**DATA TO PROCESS**
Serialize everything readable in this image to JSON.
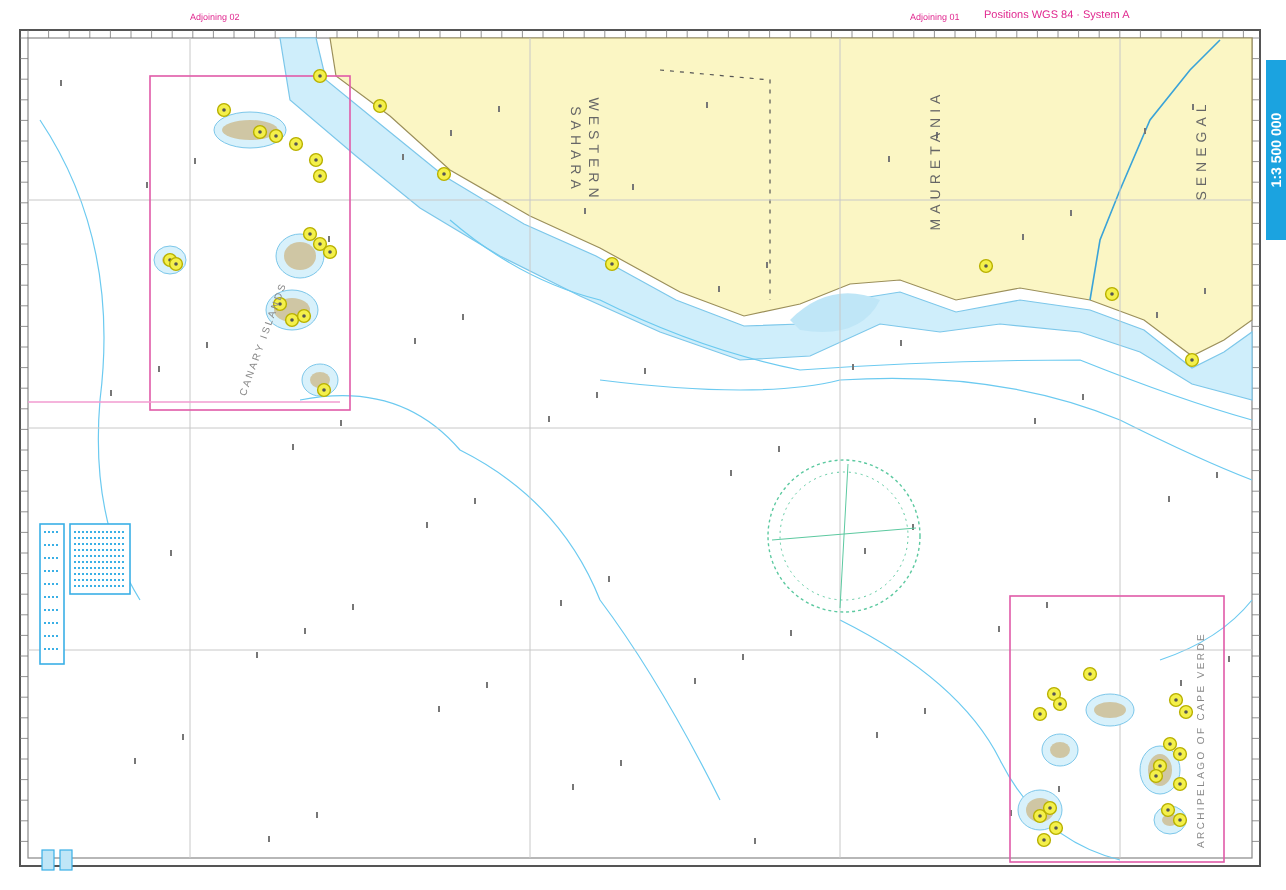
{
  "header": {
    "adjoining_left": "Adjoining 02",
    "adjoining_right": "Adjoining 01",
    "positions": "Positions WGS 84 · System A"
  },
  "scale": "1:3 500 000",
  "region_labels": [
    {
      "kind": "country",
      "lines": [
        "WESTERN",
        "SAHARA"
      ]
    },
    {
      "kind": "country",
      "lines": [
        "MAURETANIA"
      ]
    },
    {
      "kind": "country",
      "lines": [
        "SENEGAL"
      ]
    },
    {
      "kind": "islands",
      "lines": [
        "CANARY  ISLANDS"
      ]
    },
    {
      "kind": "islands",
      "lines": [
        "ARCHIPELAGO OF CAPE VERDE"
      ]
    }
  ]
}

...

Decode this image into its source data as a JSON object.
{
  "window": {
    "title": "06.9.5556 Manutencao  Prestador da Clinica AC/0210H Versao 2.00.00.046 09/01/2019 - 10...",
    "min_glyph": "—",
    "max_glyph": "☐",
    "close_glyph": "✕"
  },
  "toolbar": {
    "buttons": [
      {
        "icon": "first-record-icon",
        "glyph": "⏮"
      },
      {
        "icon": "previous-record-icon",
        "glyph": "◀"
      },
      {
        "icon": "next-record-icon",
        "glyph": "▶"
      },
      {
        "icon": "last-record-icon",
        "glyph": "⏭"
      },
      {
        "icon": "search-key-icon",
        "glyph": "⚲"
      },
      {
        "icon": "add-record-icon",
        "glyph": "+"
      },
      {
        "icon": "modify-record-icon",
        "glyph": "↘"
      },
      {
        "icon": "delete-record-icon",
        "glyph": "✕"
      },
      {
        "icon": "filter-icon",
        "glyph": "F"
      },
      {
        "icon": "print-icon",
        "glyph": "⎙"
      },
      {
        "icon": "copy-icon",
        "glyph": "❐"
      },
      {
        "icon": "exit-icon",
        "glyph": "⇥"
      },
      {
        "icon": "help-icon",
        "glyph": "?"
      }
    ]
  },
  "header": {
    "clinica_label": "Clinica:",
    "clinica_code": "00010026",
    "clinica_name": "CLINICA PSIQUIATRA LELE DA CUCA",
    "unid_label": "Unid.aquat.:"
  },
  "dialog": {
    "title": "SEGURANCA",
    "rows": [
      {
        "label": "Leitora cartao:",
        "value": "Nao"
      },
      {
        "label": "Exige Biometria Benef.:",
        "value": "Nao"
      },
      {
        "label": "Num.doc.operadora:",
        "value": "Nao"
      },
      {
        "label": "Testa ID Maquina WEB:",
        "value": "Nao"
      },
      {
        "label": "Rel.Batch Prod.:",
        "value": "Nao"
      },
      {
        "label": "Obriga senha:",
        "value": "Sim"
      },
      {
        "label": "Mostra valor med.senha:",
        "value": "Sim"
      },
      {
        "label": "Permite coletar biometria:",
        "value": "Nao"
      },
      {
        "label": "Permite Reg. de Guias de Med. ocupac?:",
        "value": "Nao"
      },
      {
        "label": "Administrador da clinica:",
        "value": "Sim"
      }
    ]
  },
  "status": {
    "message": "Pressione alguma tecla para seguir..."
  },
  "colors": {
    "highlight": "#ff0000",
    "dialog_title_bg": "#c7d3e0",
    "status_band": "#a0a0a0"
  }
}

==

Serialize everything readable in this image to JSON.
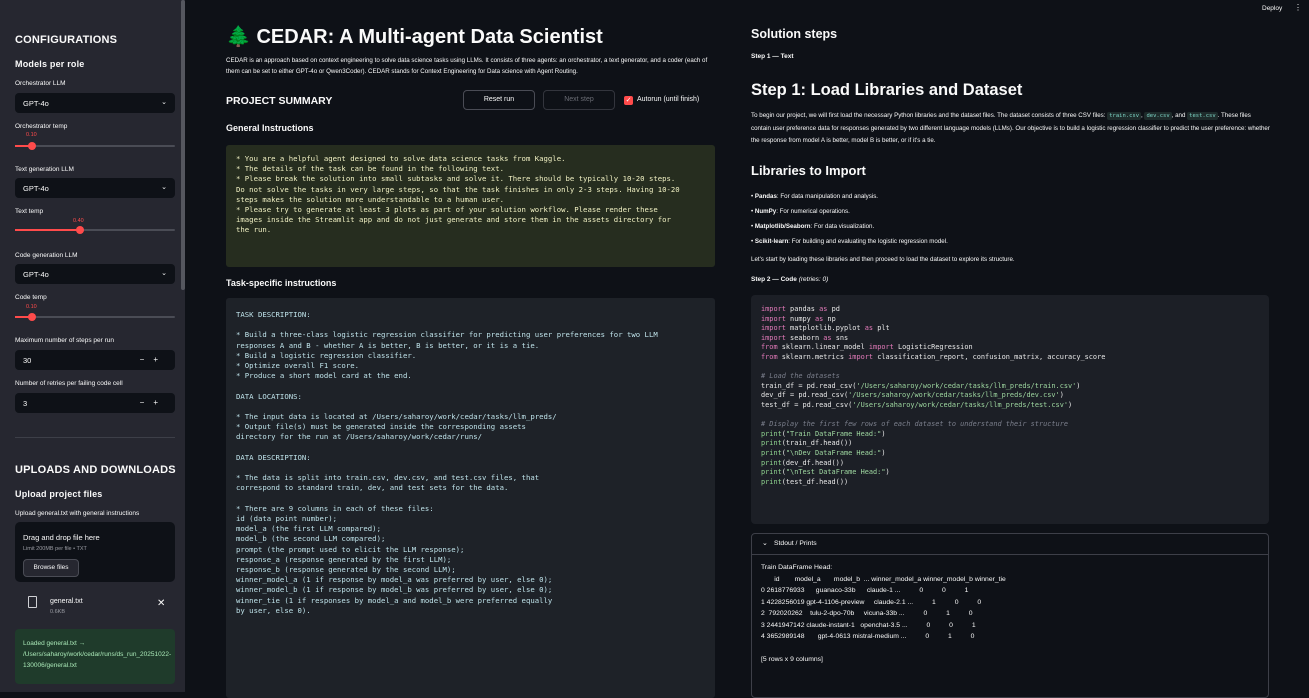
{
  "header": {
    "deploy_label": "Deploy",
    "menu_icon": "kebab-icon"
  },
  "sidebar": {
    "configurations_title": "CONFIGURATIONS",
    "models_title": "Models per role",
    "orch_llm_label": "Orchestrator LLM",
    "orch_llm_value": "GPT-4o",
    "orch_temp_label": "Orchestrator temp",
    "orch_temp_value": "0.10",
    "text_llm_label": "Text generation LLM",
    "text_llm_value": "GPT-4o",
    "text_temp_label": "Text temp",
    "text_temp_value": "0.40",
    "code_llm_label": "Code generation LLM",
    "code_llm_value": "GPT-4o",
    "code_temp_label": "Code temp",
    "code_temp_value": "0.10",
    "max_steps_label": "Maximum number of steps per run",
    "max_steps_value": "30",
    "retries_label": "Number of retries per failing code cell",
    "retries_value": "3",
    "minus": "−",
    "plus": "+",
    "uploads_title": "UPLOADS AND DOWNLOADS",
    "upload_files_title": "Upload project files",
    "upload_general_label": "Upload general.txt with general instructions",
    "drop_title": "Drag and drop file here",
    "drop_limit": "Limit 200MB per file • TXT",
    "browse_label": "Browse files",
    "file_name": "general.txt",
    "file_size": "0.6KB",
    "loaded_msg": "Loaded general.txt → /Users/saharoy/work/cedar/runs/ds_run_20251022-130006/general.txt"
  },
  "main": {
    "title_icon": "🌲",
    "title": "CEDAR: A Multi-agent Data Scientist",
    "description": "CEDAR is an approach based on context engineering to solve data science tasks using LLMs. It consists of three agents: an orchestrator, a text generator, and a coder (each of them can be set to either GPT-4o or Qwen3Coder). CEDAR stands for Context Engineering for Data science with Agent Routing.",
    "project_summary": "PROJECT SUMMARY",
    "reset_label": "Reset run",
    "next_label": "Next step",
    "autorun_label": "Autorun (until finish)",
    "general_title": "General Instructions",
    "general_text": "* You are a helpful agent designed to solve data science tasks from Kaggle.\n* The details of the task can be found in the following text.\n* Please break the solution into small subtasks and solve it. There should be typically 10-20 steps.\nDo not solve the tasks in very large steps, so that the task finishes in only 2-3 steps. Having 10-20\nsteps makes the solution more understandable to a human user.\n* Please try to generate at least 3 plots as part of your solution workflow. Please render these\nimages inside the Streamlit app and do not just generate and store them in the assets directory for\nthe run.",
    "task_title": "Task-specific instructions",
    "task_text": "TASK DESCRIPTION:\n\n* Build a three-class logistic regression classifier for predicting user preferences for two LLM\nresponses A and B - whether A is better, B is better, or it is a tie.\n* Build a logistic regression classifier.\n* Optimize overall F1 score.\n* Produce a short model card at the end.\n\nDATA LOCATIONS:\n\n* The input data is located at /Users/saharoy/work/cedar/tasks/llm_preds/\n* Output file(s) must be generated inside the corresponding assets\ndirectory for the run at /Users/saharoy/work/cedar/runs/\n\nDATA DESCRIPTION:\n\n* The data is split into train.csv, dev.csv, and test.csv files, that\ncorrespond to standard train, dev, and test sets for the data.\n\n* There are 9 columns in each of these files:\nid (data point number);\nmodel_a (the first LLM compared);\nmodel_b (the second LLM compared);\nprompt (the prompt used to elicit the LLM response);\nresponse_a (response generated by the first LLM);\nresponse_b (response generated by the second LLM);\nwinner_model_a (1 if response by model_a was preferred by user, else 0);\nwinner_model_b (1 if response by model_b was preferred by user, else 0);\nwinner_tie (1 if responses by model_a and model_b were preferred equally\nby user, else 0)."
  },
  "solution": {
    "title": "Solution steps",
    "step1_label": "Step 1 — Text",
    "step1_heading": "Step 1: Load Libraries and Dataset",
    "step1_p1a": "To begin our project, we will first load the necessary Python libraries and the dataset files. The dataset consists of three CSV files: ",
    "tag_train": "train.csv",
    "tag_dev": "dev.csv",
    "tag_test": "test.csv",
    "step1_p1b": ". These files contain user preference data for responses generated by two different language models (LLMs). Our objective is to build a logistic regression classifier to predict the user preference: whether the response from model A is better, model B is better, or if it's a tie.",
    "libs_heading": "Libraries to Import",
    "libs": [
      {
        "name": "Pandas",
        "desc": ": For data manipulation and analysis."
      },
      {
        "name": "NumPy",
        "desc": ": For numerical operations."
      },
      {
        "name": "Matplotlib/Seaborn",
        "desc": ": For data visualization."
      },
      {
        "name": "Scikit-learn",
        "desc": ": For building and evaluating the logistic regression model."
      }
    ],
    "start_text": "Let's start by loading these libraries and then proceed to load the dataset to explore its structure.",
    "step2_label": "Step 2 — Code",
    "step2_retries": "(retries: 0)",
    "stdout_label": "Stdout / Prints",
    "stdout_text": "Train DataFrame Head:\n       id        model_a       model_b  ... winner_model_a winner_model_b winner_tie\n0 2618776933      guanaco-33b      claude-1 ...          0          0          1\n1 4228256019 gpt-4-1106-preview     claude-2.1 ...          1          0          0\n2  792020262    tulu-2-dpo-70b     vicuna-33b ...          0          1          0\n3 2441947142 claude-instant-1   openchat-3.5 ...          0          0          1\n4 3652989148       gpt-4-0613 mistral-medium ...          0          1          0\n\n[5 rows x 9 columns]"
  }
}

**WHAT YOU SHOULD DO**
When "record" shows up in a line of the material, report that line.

**FINISHED EXERCISE**
        "icon": "first-record-icon",
        "icon": "previous-record-icon",
        "icon": "next-record-icon",
        "icon": "last-record-icon",
        "icon": "add-record-icon",
        "icon": "modify-record-icon",
        "icon": "delete-record-icon",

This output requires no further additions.